My two sisters have always been my protectors as well. I remember a time when my sister knew I was being chased by a bully through the halls after the final school bell rang in grade school. He was always taunting and shoving me. She waited behind the stairwell wall. I saw her as I flew down the stairs towards the exit but he did not. She stuck her foot out and tripped him sending him tumbling down the stairs. She jumped on top of him and beat him up really good, lol. He was humiliated as the other children laughed at the sight. He never bothered me again.
I suppose I was always the more intellectual one of the family although all of us were intelligent and taught good behaviors by our parents. We were given opportunities to be ourselves while conforming to the golden rule. The thing my parents worried most about was how I could survive in the real world once I left home. I must admit sometimes their concerns were justified. I did finally toughen up once I was out on my own. All the lessons in defending myself my brothers had given me stayed with me and were there when I truly needed them.
We are all different in many ways and similar in other ways. The story told in “Billy Elliot” was so inspiring to me. Here was this unimposing boy who wanted to dance. His father and brother were working hard in the coal mine to support the family. They expected him to join them when he was of age. The day came when their eyes were opened to Billy’s differences. It was hard to accept at first but once they saw the joy Billy felt when he was dancing they did all in their power to help him achieve success and escape the vicious cycle.
If you have never seen the movie you should treat yourself. I’m certain you will not be disappointed.

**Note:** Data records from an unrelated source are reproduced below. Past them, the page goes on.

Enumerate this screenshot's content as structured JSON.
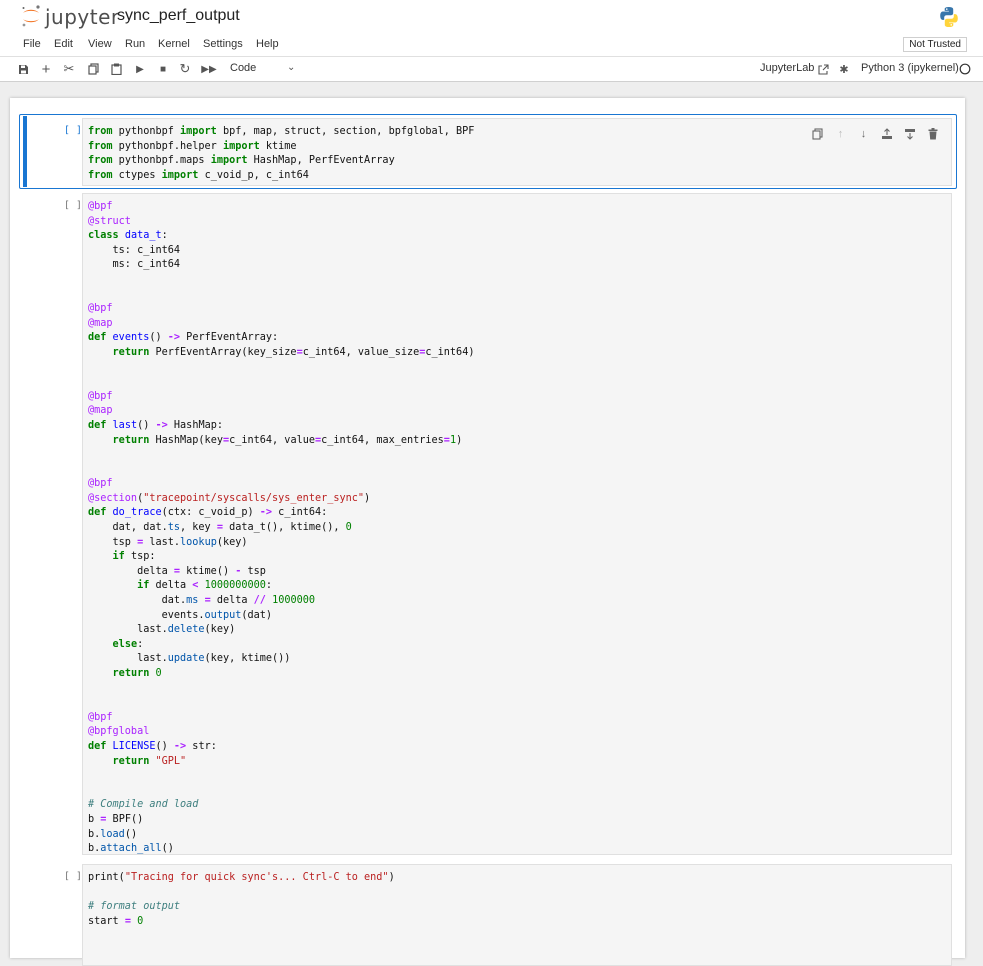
{
  "app": {
    "brand": "jupyter",
    "notebook_title": "sync_perf_output"
  },
  "menu": {
    "items": [
      "File",
      "Edit",
      "View",
      "Run",
      "Kernel",
      "Settings",
      "Help"
    ],
    "trust_label": "Not Trusted"
  },
  "toolbar": {
    "cell_type": "Code",
    "jupyterlab_label": "JupyterLab",
    "kernel_name": "Python 3 (ipykernel)"
  },
  "cells": [
    {
      "prompt": "[ ]:",
      "code": [
        "from pythonbpf import bpf, map, struct, section, bpfglobal, BPF",
        "from pythonbpf.helper import ktime",
        "from pythonbpf.maps import HashMap, PerfEventArray",
        "from ctypes import c_void_p, c_int64"
      ]
    },
    {
      "prompt": "[ ]:",
      "code": [
        "@bpf",
        "@struct",
        "class data_t:",
        "    ts: c_int64",
        "    ms: c_int64",
        "",
        "",
        "@bpf",
        "@map",
        "def events() -> PerfEventArray:",
        "    return PerfEventArray(key_size=c_int64, value_size=c_int64)",
        "",
        "",
        "@bpf",
        "@map",
        "def last() -> HashMap:",
        "    return HashMap(key=c_int64, value=c_int64, max_entries=1)",
        "",
        "",
        "@bpf",
        "@section(\"tracepoint/syscalls/sys_enter_sync\")",
        "def do_trace(ctx: c_void_p) -> c_int64:",
        "    dat, dat.ts, key = data_t(), ktime(), 0",
        "    tsp = last.lookup(key)",
        "    if tsp:",
        "        delta = ktime() - tsp",
        "        if delta < 1000000000:",
        "            dat.ms = delta // 1000000",
        "            events.output(dat)",
        "        last.delete(key)",
        "    else:",
        "        last.update(key, ktime())",
        "    return 0",
        "",
        "",
        "@bpf",
        "@bpfglobal",
        "def LICENSE() -> str:",
        "    return \"GPL\"",
        "",
        "",
        "# Compile and load",
        "b = BPF()",
        "b.load()",
        "b.attach_all()"
      ]
    },
    {
      "prompt": "[ ]:",
      "code": [
        "print(\"Tracing for quick sync's... Ctrl-C to end\")",
        "",
        "# format output",
        "start = 0"
      ]
    }
  ],
  "colors": {
    "accent": "#1976d2",
    "jupyter_orange": "#f37626"
  }
}
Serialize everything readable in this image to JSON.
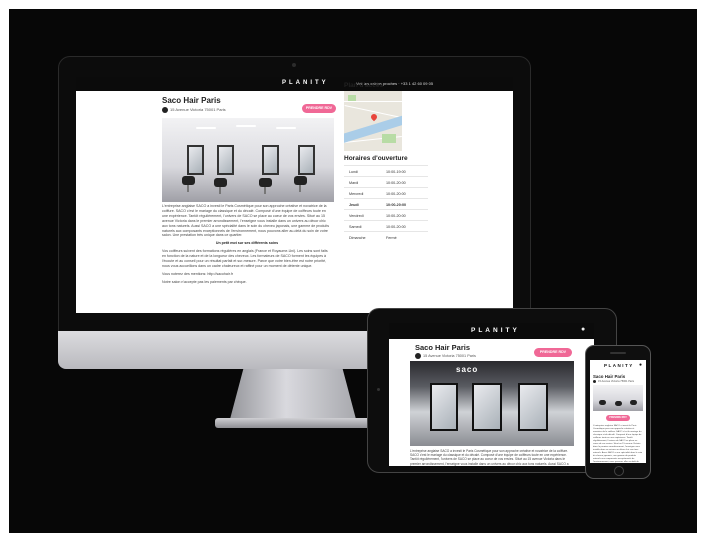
{
  "brand": "PLANITY",
  "top_links": "Voir les salons proches   ·   +33 1 42 60 09 05",
  "salon": {
    "name": "Saco Hair Paris",
    "address": "15 Avenue Victoria 75001 Paris",
    "cta_label": "PRENDRE RDV"
  },
  "map_section": {
    "title": "Plan d'accès"
  },
  "hours_section": {
    "title": "Horaires d'ouverture",
    "rows": [
      {
        "day": "Lundi",
        "hours": "10:00-19:00"
      },
      {
        "day": "Mardi",
        "hours": "10:00-20:00"
      },
      {
        "day": "Mercredi",
        "hours": "10:00-20:00"
      },
      {
        "day": "Jeudi",
        "hours": "10:00-20:00"
      },
      {
        "day": "Vendredi",
        "hours": "10:00-20:00"
      },
      {
        "day": "Samedi",
        "hours": "10:00-20:00"
      },
      {
        "day": "Dimanche",
        "hours": "Fermé"
      }
    ]
  },
  "description": {
    "p1": "L'entreprise anglaise SACO a investi le Paris Cosmétique pour son approche créative et novatrice de la coiffure. SACO c'est le mariage du classique et du décalé. Composé d'une équipe de coiffeurs toute en une expérience. Tantôt régulièrement, l'univers de SACO se place au coeur de vos envies. Situé au 15 avenue Victoria dans le premier arrondissement, l'enseigne vous installe dans un univers au décor chic aux tons naturels. Aussi SACO a une spécialité dans le soin du cheveu japonais, une gamme de produits naturels aux composants exceptionnels de l'environnement, nous pouvons aller au-delà du soin de votre salon. Une prestation très unique dans ce quartier.",
    "heading": "Un petit mot sur ses différents soins",
    "p2": "Vos coiffeurs suivent des formations régulières en anglais (France et Royaume-Uni). Les soins sont faits en fonction de la nature et de la longueur des cheveux. Les formateurs de SACO forment les équipes à l'écoute et au conseil pour un résultat parfait et sur-mesure. Parce que votre bien-être est notre priorité, nous vous accueillons dans un cadre chaleureux et raffiné pour un moment de détente unique.",
    "p3": "Vous noterez des mentions: http://sacohair.fr",
    "p4": "Notre salon n'accepte pas les paiements par chèque."
  }
}
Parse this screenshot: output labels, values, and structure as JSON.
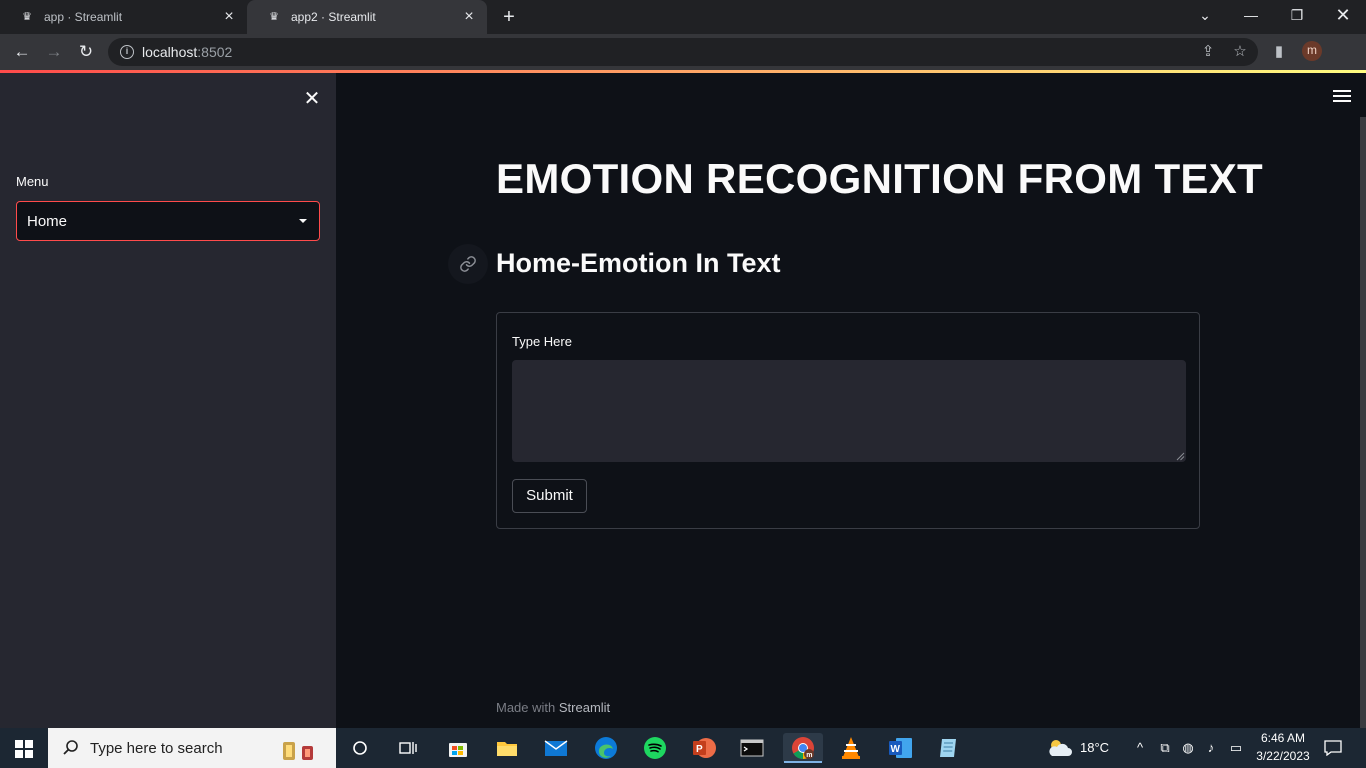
{
  "browser": {
    "tabs": [
      {
        "title": "app · Streamlit",
        "active": false
      },
      {
        "title": "app2 · Streamlit",
        "active": true
      }
    ],
    "url_host": "localhost",
    "url_port": ":8502",
    "profile_initial": "m"
  },
  "sidebar": {
    "menu_label": "Menu",
    "select_value": "Home"
  },
  "main": {
    "title": "EMOTION RECOGNITION FROM TEXT",
    "subheader": "Home-Emotion In Text",
    "form": {
      "textarea_label": "Type Here",
      "textarea_value": "",
      "submit_label": "Submit"
    },
    "footer_prefix": "Made with ",
    "footer_brand": "Streamlit"
  },
  "taskbar": {
    "search_placeholder": "Type here to search",
    "weather": "18°C",
    "time": "6:46 AM",
    "date": "3/22/2023",
    "apps": [
      "cortana-icon",
      "task-view-icon",
      "microsoft-store-icon",
      "file-explorer-icon",
      "mail-icon",
      "edge-icon",
      "spotify-icon",
      "powerpoint-icon",
      "terminal-icon",
      "chrome-icon",
      "vlc-icon",
      "word-icon",
      "notepad-icon"
    ]
  },
  "colors": {
    "accent": "#ff4b4b",
    "background": "#0e1117",
    "sidebar": "#262730"
  }
}
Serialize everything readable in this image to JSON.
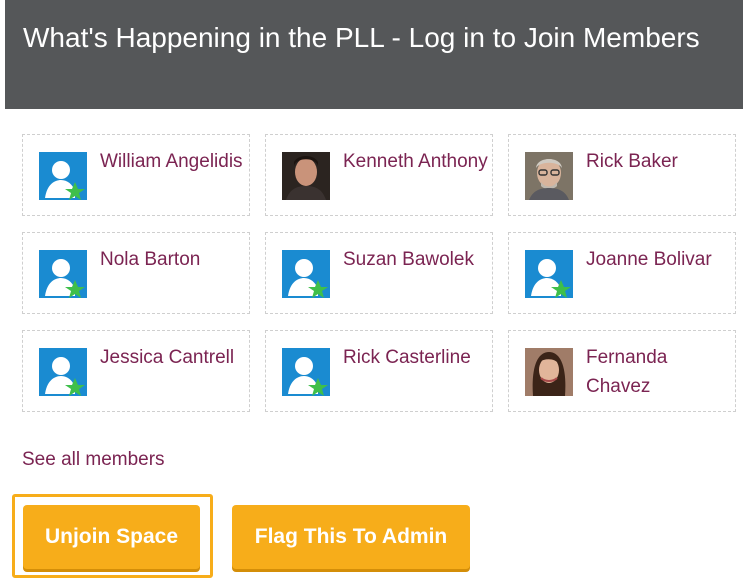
{
  "header": {
    "title": "What's Happening in the PLL - Log in to Join Members"
  },
  "members": [
    {
      "name": "William Angelidis",
      "avatar": "default-user-icon"
    },
    {
      "name": "Kenneth Anthony",
      "avatar": "photo"
    },
    {
      "name": "Rick Baker",
      "avatar": "photo"
    },
    {
      "name": "Nola Barton",
      "avatar": "default-user-icon"
    },
    {
      "name": "Suzan Bawolek",
      "avatar": "default-user-icon"
    },
    {
      "name": "Joanne Bolivar",
      "avatar": "default-user-icon"
    },
    {
      "name": "Jessica Cantrell",
      "avatar": "default-user-icon"
    },
    {
      "name": "Rick Casterline",
      "avatar": "default-user-icon"
    },
    {
      "name": "Fernanda Chavez",
      "avatar": "photo"
    }
  ],
  "see_all_label": "See all members",
  "actions": {
    "unjoin_label": "Unjoin Space",
    "flag_label": "Flag This To Admin"
  },
  "colors": {
    "header_bg": "#555759",
    "link": "#7b2452",
    "button": "#f7ad1a",
    "default_avatar_bg": "#1a8bd1",
    "default_avatar_star": "#3fbf4a"
  }
}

Most likely you will be like me and find yourself reflected by the movie in some way.
By the way, the main reason I wanted to watch it again was to see Billy’s older brother “Tony” played by Jamie Draven.